Even though a PHEV like the Volt is a transitional vehicle on our way to all-electric, it was still the first PEV that a mainstream, middle-class buyer could both afford and use without dealing with range anxiety or having to learn far more about how the car works than is typical. As the next, almost equally painless step beyond an HEV, the Volt is brilliant. I’ve waited a very long time to be able to say that again about an American car (and now I can say it about two of them – go Tesla!).

Only had my Volt a few days now, but the more I drive it the more I love it. The design is over four years old now, yet it still feels like the future to me.

That being said, GM is squandering a huge opportunity for Voltec to be a true game changer.

Wagon body style? Nope.

Truck body style? Nope.

AWD version? Nope.

Performance version? Nope.

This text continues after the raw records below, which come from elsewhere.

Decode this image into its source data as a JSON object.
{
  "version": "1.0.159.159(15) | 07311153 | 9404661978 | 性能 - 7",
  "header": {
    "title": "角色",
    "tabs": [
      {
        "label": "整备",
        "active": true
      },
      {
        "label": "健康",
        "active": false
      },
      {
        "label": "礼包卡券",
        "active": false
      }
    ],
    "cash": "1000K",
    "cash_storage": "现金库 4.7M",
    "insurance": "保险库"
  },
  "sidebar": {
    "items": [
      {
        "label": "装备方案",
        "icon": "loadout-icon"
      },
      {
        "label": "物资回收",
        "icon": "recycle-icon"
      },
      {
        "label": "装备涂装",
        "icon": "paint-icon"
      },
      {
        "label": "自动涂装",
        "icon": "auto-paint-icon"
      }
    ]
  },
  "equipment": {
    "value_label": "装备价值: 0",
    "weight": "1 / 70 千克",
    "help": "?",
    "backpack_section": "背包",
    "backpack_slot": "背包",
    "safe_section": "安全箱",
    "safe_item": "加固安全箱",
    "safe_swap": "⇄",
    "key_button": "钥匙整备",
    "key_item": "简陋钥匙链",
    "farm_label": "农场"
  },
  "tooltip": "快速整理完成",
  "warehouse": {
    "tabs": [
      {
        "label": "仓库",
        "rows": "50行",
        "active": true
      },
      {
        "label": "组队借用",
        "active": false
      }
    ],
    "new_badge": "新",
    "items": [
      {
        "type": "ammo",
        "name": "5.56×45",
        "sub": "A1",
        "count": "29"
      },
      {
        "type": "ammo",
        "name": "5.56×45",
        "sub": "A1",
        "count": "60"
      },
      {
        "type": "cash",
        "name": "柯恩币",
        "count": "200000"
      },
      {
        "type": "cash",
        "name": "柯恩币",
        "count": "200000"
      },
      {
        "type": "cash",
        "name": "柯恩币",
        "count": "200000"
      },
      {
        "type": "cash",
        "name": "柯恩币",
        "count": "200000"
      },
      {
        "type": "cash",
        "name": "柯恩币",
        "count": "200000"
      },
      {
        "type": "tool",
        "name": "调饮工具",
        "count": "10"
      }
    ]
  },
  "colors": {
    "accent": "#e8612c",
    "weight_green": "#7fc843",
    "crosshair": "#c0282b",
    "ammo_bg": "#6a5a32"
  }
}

After four years, instead of the above (all easy), we get the ELR fiasco. AndGM still cannot (or will not) effectively communicate why the Voltec platform is great. So sales remain relatively low for such a great car. Unfortunately, for these reasons, the Volt will go down in history as being very relevant, but not a “game changer”.


The Volt was designed by the same guy that designed… EV1, Pruis, Tesla all models so far, Fisker, Mazda’s entire current lineup and some models since the eighties, Leaf, GTR, R8, LFA, most Ferraris since the F40, most Lambos since the Diablo, RR Ghost, Phantom and about a hundred more. To put this into perspective there would be no electronic fuel injection, ABS, Traction control, Stability control, Vtec, Vortec, Skyactiv etc. The genius that designed the F22, F35, 787, the first Scramjet engine and the facility to test fire the engine as it did not exist at the time. Anyways he retiring and taking his completed designs with him including a Volt SS design. Note…some of the technologies mentioned were already invented but not used by companies as they cannot see past there noses in most cases. The auto industry is dumb. If you don’t believe me just review timeline of advances that happened before he started in the early eighties. When he started, engine advancment was at a standstill. No company saw the right path and they still don’t not that it matters. Modified Volt… not for sale…